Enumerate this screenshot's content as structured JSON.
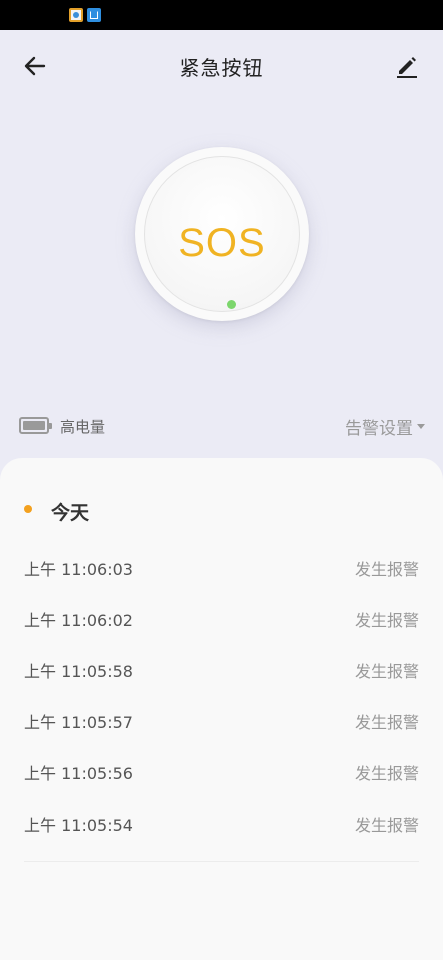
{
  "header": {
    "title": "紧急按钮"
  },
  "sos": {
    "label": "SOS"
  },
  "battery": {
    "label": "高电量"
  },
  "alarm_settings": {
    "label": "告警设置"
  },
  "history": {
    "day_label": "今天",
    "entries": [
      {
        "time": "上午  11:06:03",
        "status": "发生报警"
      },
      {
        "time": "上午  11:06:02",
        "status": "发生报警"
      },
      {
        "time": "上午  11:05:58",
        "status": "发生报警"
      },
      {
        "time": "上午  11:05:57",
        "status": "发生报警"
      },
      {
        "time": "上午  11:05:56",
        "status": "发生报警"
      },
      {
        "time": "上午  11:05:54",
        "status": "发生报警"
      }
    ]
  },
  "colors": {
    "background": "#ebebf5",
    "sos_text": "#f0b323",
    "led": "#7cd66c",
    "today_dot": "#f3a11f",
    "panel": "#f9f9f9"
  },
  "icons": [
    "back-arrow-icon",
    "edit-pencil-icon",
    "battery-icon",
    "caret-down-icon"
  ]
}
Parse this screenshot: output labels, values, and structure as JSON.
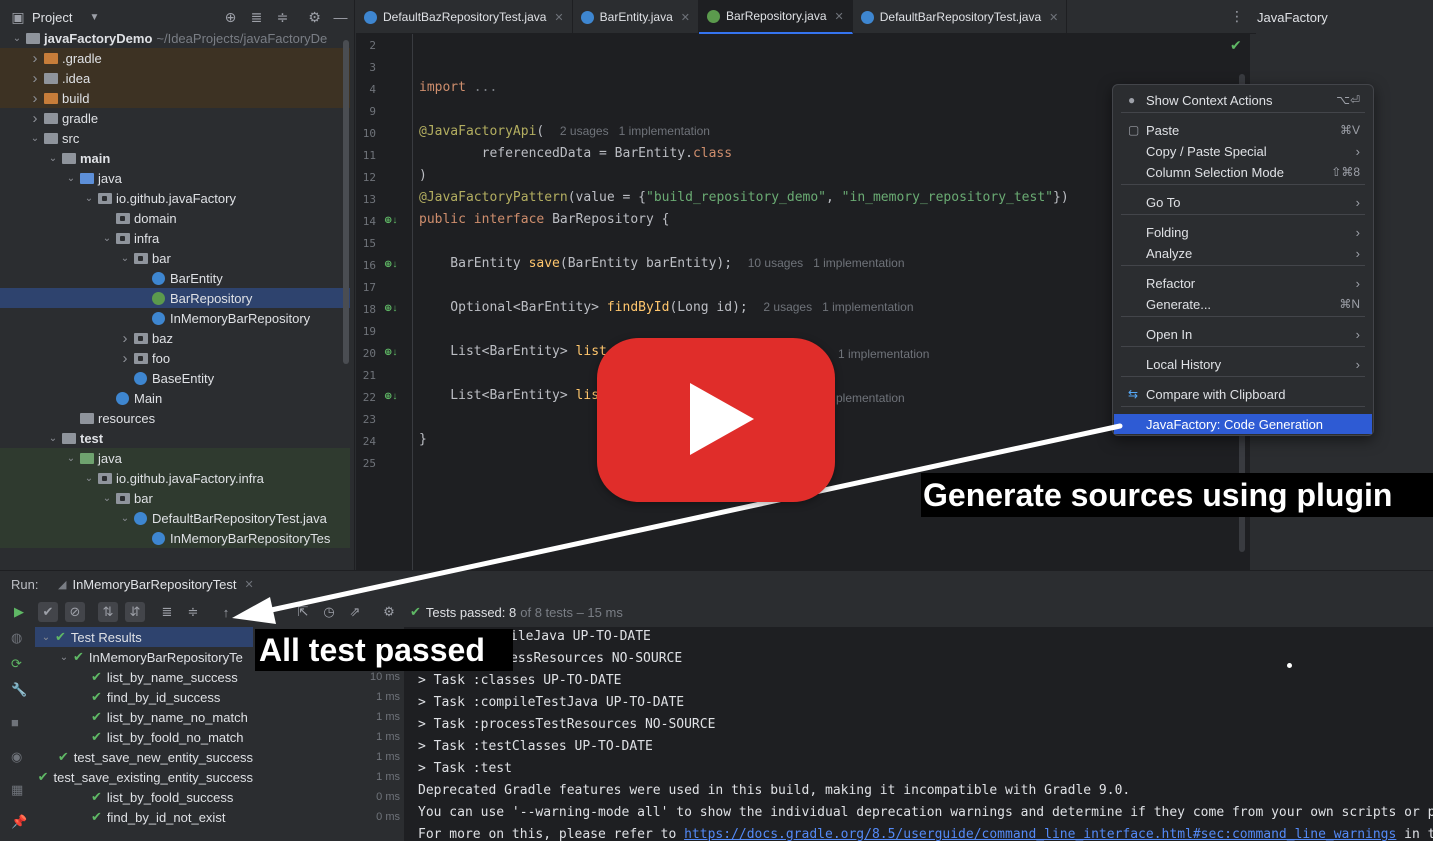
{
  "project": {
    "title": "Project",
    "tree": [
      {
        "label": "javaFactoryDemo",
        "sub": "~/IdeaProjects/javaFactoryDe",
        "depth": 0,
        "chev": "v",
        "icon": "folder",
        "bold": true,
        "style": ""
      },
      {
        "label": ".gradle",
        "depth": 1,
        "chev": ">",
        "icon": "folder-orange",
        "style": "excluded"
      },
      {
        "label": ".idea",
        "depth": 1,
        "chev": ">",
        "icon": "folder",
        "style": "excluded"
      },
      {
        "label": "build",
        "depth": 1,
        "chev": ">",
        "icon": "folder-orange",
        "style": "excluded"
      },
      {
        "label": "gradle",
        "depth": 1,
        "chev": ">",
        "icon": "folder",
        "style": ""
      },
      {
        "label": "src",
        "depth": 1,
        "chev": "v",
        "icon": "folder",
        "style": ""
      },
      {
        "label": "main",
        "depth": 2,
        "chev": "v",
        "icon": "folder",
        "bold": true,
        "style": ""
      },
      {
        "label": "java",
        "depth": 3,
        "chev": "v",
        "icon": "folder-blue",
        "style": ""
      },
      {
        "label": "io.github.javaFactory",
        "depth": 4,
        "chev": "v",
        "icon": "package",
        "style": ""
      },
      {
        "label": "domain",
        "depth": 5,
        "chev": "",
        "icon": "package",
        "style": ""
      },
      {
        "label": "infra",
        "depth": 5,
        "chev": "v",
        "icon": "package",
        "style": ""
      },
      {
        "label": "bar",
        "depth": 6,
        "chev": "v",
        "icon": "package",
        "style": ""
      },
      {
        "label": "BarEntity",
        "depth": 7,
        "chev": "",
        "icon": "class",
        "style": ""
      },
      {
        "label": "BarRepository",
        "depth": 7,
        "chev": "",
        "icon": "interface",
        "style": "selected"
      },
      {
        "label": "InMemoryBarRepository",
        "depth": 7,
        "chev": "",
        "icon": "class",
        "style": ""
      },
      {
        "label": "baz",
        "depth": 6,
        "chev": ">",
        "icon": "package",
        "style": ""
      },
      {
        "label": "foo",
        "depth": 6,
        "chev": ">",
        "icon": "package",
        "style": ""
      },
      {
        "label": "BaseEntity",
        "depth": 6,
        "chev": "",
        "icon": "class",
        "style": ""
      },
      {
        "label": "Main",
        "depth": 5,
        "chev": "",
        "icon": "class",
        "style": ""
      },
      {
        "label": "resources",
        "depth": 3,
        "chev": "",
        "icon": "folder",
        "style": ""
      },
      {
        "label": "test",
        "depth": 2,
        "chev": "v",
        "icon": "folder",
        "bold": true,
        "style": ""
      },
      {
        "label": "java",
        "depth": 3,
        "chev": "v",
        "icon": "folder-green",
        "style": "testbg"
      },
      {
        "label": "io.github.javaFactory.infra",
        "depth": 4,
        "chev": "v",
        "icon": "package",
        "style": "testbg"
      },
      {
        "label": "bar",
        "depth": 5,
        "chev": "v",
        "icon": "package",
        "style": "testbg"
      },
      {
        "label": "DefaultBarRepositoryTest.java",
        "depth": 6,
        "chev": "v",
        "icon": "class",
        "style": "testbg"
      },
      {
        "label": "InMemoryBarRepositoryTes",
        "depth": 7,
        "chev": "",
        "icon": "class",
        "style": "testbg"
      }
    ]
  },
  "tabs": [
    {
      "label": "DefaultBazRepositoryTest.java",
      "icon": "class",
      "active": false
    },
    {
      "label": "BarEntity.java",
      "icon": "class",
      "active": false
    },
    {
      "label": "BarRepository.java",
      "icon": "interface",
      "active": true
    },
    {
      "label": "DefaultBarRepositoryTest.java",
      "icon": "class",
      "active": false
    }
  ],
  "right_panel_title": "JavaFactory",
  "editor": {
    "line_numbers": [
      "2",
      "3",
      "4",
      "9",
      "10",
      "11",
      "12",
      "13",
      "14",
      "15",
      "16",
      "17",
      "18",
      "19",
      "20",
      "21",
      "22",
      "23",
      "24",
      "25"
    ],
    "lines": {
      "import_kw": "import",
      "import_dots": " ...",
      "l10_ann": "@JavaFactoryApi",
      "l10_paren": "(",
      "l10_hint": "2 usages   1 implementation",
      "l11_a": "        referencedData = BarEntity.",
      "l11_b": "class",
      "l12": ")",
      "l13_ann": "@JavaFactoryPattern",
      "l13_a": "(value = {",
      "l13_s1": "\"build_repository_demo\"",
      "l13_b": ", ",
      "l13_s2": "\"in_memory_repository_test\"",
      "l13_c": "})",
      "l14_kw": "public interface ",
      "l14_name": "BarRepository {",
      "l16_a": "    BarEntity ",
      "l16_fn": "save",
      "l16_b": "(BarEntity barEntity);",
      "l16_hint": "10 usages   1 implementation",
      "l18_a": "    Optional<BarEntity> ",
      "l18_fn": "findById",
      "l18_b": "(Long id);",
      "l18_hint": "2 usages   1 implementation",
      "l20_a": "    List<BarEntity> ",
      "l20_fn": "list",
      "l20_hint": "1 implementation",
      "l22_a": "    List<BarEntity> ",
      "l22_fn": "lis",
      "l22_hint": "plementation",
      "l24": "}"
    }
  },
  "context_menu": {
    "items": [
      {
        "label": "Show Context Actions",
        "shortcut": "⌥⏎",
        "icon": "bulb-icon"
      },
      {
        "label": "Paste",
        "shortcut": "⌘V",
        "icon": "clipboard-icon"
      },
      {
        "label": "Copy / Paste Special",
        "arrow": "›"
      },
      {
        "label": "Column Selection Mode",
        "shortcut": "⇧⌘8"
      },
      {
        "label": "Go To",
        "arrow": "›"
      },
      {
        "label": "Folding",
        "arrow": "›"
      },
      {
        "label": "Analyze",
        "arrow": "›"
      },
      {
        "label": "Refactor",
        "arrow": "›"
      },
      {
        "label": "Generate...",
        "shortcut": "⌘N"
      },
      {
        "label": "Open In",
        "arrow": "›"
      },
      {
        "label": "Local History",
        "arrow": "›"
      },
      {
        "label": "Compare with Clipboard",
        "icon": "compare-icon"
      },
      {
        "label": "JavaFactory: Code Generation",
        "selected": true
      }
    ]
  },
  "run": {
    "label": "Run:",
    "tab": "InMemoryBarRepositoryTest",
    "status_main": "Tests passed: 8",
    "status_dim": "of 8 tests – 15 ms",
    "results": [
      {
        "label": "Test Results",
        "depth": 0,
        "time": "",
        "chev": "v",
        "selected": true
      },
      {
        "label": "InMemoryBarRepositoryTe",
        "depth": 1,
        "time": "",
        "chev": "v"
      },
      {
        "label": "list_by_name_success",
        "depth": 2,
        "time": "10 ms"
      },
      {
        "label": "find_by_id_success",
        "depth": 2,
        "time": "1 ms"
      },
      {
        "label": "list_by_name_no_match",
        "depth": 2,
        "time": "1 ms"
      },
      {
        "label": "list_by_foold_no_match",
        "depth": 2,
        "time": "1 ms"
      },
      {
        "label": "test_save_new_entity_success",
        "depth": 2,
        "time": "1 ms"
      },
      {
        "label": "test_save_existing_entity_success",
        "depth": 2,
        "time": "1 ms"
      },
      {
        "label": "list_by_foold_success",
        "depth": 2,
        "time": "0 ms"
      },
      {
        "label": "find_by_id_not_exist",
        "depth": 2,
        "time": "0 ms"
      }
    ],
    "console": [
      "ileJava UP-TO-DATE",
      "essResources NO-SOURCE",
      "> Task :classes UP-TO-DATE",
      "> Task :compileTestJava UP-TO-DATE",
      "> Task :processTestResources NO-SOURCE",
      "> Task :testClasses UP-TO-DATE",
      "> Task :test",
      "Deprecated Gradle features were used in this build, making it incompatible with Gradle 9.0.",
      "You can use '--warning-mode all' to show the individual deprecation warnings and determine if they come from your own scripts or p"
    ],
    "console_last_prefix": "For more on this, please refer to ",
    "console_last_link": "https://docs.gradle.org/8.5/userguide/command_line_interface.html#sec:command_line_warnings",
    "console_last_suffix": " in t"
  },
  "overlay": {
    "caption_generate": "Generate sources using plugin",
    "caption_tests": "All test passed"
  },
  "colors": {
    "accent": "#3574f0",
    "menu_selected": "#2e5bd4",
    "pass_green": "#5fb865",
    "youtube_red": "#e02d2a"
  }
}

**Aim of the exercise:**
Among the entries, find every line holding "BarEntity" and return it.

**Solution to this task:**
        "label": "BarEntity",
      "label": "BarEntity.java",
      "l11_a": "        referencedData = BarEntity.",
      "l16_a": "    BarEntity ",
      "l16_b": "(BarEntity barEntity);",
      "l18_a": "    Optional<BarEntity> ",
      "l20_a": "    List<BarEntity> ",
      "l22_a": "    List<BarEntity> ",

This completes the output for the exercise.